[Start of Attachment]

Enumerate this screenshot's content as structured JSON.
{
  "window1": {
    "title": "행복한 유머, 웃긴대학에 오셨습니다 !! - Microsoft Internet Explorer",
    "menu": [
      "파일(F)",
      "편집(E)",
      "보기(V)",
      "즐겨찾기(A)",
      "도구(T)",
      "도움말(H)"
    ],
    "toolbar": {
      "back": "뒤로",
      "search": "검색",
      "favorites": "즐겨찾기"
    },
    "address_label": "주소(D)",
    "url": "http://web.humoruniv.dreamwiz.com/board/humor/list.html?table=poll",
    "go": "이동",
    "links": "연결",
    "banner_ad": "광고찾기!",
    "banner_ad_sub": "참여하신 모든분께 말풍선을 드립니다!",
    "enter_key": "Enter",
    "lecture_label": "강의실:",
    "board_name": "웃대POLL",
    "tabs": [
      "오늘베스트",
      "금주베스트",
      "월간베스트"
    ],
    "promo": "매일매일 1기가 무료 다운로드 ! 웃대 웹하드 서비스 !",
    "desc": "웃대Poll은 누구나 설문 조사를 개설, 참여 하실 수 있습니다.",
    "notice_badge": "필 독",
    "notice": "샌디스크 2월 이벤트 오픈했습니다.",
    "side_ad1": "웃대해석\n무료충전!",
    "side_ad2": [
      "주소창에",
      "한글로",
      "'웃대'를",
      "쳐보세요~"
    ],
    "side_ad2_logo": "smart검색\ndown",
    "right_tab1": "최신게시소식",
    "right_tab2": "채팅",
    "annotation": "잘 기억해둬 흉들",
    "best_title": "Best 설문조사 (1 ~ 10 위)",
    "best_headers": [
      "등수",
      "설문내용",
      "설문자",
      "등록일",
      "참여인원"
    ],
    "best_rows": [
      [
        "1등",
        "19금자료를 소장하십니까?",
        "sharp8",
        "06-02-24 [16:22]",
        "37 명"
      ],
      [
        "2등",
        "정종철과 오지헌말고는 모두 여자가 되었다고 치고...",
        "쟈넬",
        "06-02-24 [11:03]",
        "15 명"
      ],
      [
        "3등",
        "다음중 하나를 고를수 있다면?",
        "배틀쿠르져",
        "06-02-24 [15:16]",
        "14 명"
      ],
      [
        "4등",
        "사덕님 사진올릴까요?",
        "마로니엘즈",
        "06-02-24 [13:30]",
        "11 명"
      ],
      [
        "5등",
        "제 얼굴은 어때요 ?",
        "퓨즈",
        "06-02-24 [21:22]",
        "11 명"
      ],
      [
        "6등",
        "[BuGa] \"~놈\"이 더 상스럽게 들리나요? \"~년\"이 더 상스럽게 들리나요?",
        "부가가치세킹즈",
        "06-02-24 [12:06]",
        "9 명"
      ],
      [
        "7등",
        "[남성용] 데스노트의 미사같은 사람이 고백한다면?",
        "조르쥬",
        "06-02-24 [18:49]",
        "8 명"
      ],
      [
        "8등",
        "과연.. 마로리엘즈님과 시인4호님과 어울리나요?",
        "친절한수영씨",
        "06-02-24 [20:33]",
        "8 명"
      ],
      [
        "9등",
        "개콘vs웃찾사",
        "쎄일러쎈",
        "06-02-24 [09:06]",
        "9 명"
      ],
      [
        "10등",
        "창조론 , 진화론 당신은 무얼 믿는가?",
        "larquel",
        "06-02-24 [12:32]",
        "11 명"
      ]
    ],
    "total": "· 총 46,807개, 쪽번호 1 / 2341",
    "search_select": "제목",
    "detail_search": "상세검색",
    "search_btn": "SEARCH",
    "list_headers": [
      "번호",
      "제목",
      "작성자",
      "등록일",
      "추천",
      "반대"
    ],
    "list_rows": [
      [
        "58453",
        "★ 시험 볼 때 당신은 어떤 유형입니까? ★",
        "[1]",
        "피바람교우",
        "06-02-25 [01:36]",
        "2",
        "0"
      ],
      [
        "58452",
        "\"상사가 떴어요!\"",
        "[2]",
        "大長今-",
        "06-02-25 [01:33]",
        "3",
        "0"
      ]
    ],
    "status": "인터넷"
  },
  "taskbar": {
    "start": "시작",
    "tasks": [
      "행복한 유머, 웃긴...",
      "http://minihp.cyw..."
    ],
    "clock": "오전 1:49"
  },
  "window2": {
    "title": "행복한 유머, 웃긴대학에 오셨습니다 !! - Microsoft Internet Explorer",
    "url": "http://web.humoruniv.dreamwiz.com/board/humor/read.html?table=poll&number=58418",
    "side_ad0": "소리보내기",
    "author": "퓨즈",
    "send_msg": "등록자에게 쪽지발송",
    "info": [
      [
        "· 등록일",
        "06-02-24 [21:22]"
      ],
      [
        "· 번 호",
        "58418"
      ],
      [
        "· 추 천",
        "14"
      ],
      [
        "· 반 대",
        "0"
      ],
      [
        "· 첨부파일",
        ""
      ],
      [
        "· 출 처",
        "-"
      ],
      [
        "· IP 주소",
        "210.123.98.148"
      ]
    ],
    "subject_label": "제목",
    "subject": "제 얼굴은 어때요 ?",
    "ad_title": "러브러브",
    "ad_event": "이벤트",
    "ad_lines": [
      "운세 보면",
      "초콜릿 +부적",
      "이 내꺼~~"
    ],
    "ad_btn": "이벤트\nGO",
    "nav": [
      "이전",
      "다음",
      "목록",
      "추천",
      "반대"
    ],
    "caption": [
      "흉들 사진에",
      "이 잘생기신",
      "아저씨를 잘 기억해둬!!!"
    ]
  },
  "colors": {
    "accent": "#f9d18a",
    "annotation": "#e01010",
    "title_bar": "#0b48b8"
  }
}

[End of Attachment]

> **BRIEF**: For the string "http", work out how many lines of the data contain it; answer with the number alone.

> **YOUR SOLUTION**: 3